*** Material for this task Section Begins ***

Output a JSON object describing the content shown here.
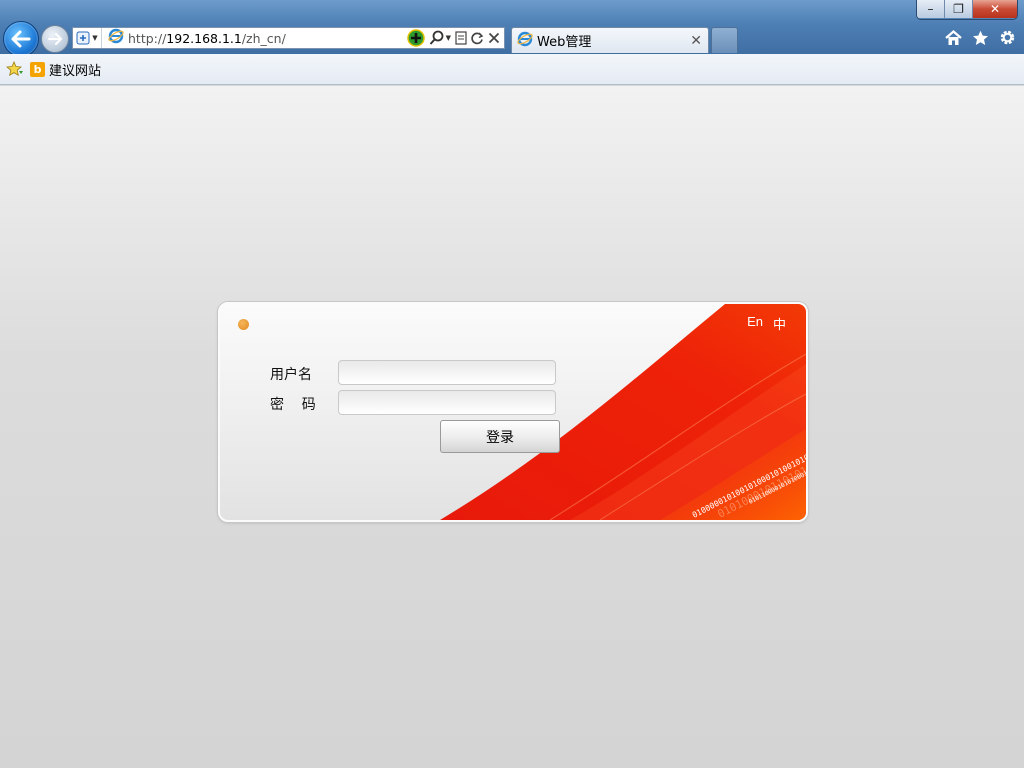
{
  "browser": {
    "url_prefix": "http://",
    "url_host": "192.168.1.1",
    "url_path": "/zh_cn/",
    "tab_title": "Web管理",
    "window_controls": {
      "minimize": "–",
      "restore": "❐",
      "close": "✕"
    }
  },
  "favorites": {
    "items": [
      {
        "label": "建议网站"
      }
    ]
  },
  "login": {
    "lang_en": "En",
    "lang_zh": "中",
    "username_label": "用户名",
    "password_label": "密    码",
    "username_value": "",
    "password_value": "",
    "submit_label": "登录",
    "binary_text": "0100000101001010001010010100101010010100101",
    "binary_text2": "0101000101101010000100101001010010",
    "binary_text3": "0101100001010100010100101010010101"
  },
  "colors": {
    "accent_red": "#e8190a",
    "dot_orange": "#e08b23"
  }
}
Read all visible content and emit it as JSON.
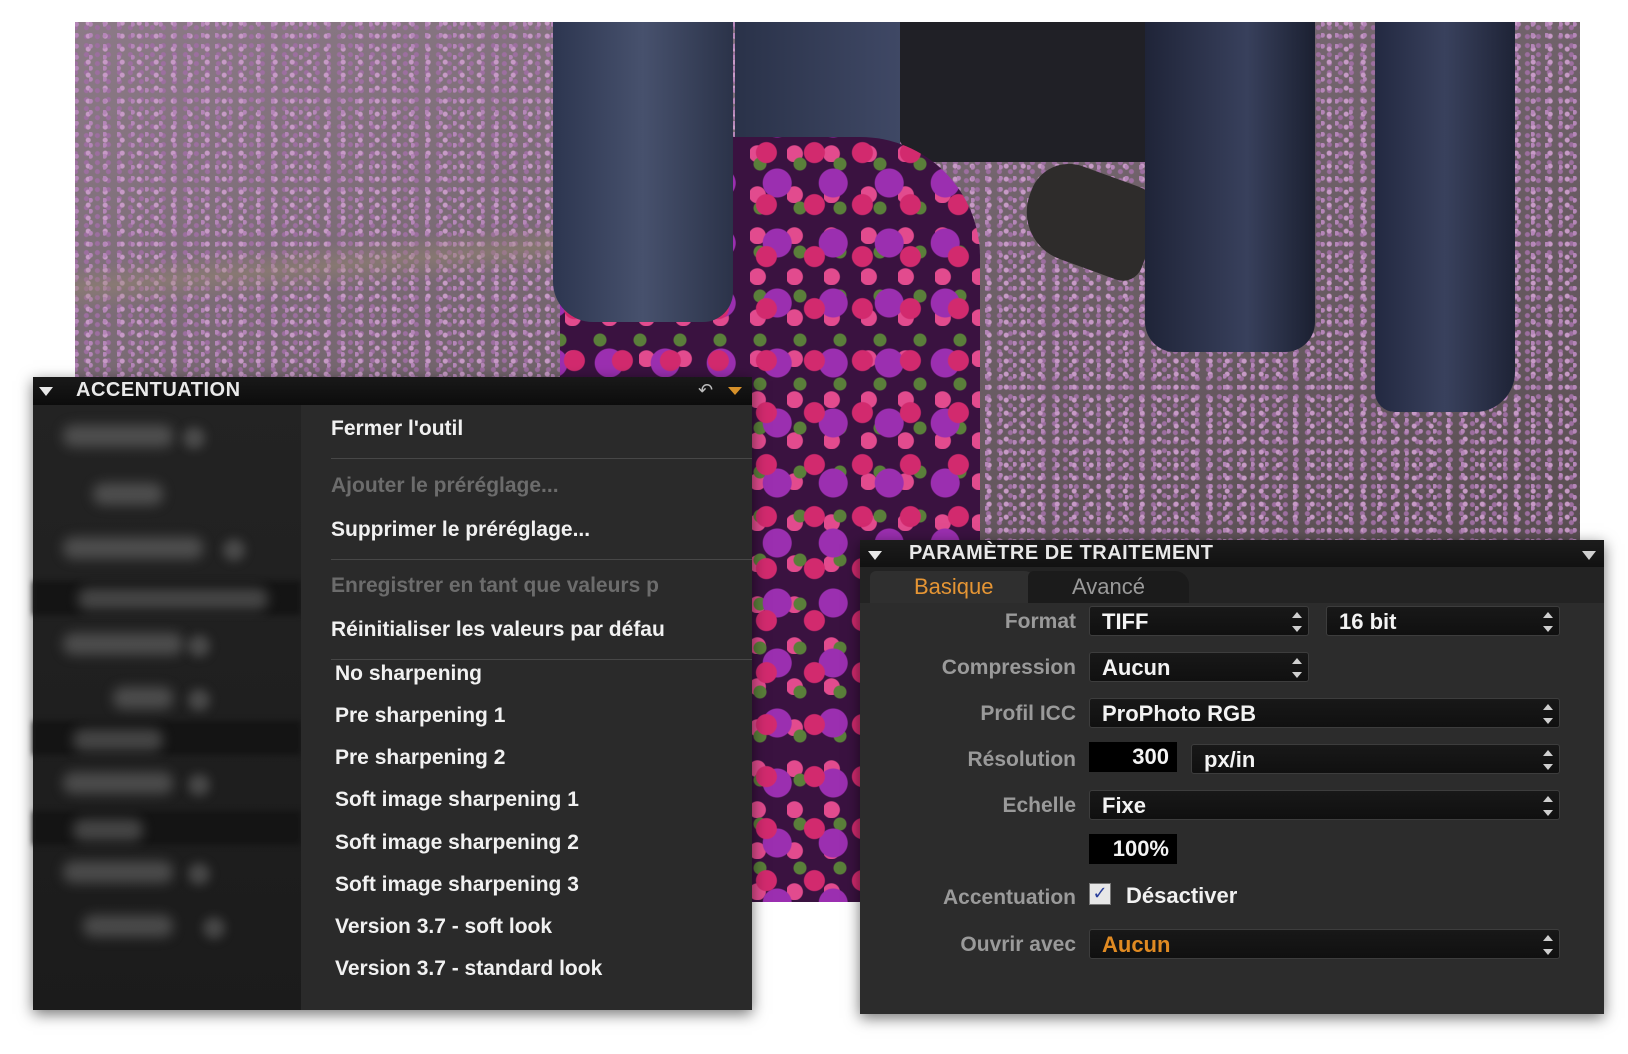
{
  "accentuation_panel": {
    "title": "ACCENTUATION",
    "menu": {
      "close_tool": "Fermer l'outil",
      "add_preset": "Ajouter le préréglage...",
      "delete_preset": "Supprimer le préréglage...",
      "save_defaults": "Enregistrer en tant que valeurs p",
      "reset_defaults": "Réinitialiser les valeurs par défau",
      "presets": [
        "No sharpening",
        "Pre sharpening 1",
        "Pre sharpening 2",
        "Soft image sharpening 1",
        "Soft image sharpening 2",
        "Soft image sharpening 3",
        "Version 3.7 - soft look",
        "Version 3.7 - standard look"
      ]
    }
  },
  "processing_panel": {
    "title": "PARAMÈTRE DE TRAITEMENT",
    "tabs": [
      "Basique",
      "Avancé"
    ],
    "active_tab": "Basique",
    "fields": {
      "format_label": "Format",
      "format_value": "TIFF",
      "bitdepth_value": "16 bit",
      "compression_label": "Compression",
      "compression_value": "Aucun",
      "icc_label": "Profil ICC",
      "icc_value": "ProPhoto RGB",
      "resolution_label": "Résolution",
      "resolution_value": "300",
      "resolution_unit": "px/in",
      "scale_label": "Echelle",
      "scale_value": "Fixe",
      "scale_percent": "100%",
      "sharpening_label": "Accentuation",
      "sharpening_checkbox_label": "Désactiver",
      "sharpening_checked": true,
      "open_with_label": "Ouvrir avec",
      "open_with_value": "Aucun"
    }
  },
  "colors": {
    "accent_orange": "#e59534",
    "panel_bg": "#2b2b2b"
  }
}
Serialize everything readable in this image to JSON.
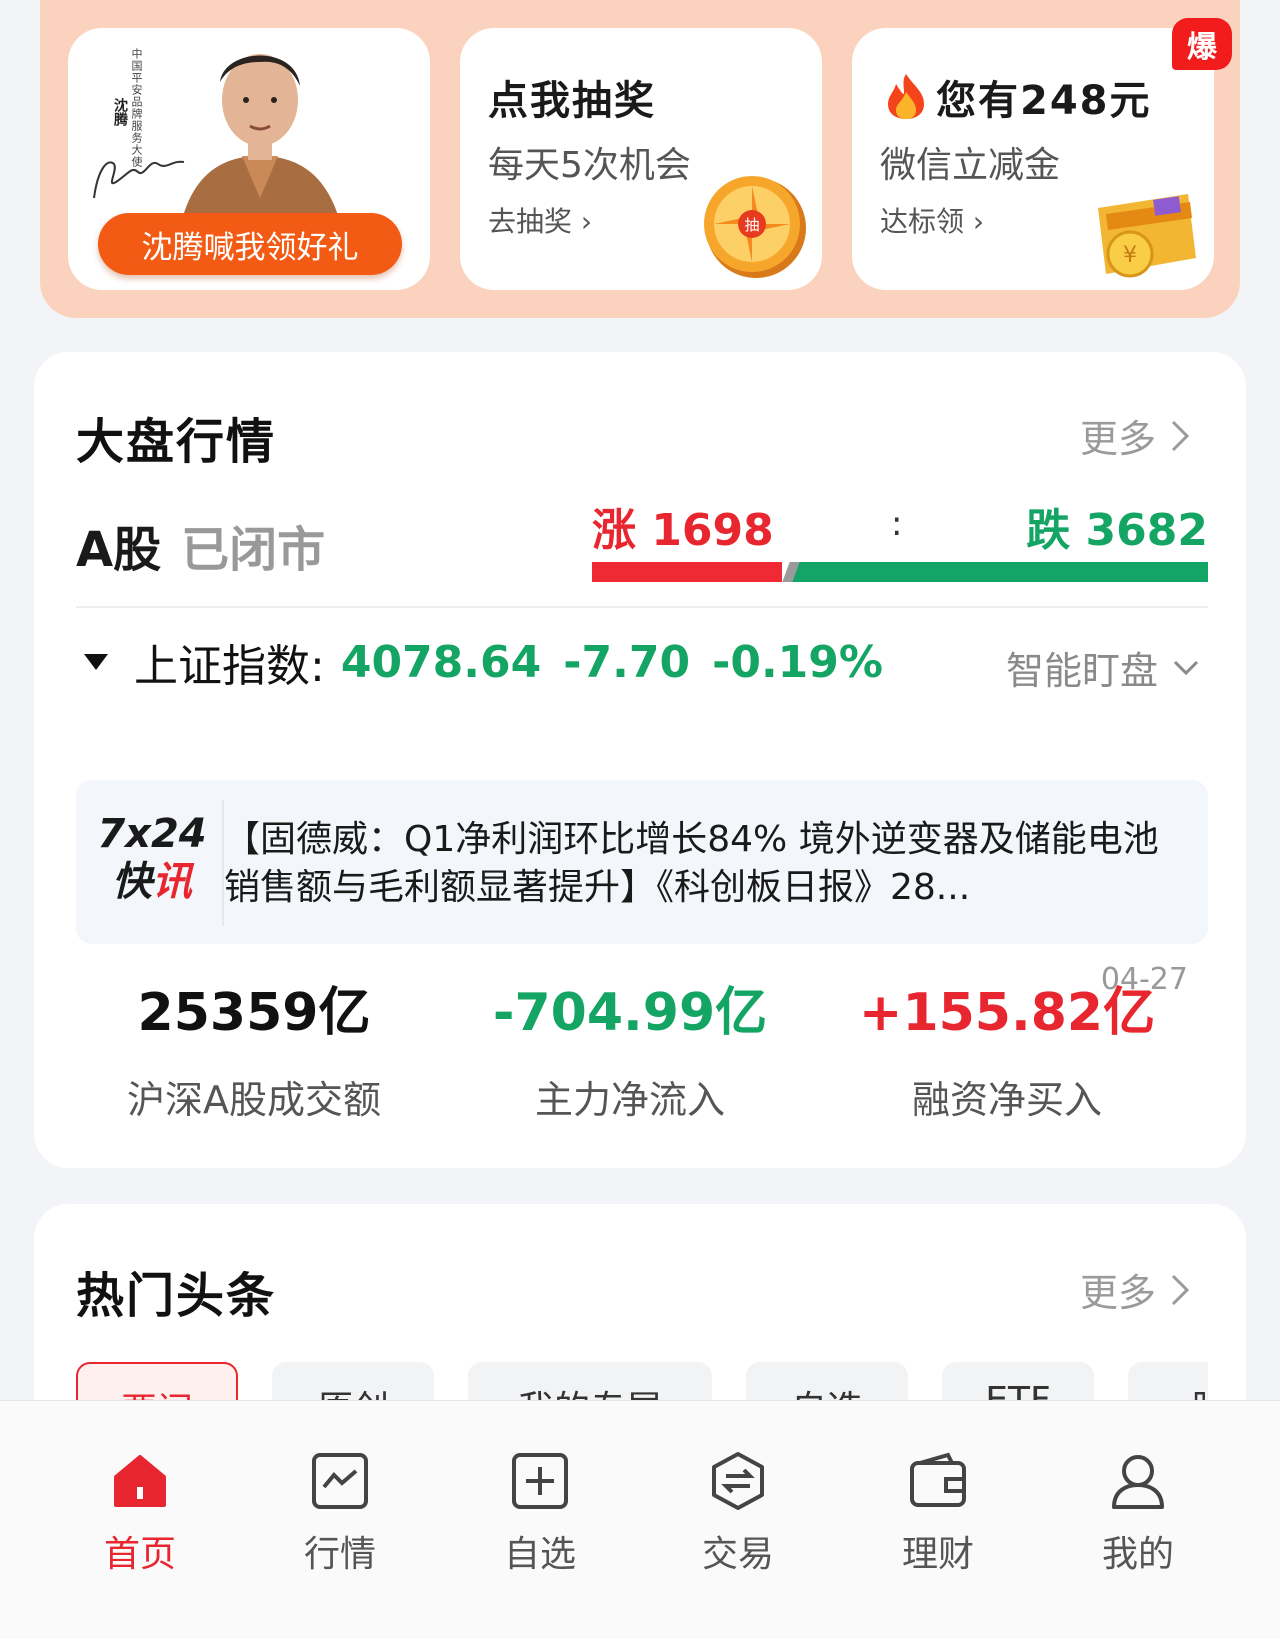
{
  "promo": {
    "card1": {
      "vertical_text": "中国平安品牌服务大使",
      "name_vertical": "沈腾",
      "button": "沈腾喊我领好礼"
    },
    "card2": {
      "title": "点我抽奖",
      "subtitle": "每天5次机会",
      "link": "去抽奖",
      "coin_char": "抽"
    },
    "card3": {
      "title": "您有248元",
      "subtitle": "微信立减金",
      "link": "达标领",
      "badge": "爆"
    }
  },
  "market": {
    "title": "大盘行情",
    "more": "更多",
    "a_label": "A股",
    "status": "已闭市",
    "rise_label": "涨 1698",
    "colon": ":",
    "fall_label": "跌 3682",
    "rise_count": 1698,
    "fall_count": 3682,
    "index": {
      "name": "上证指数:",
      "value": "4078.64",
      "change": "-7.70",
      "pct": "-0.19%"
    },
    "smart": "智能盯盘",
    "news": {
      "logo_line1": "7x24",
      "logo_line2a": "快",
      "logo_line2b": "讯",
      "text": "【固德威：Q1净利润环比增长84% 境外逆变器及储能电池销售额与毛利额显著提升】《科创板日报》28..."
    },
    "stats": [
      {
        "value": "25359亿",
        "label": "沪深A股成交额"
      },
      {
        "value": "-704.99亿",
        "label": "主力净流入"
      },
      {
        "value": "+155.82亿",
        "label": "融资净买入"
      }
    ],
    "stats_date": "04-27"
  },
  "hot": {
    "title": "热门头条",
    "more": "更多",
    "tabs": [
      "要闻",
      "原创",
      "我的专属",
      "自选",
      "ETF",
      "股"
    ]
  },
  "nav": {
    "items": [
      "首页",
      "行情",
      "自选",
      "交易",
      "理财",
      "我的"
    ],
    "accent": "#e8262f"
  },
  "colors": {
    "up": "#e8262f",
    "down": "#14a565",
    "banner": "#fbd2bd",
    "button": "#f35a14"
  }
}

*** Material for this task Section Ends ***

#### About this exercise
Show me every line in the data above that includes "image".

#### Your solution
        "Soft image sharpening 1",
        "Soft image sharpening 2",
        "Soft image sharpening 3",
Serialize everything readable in this image to JSON.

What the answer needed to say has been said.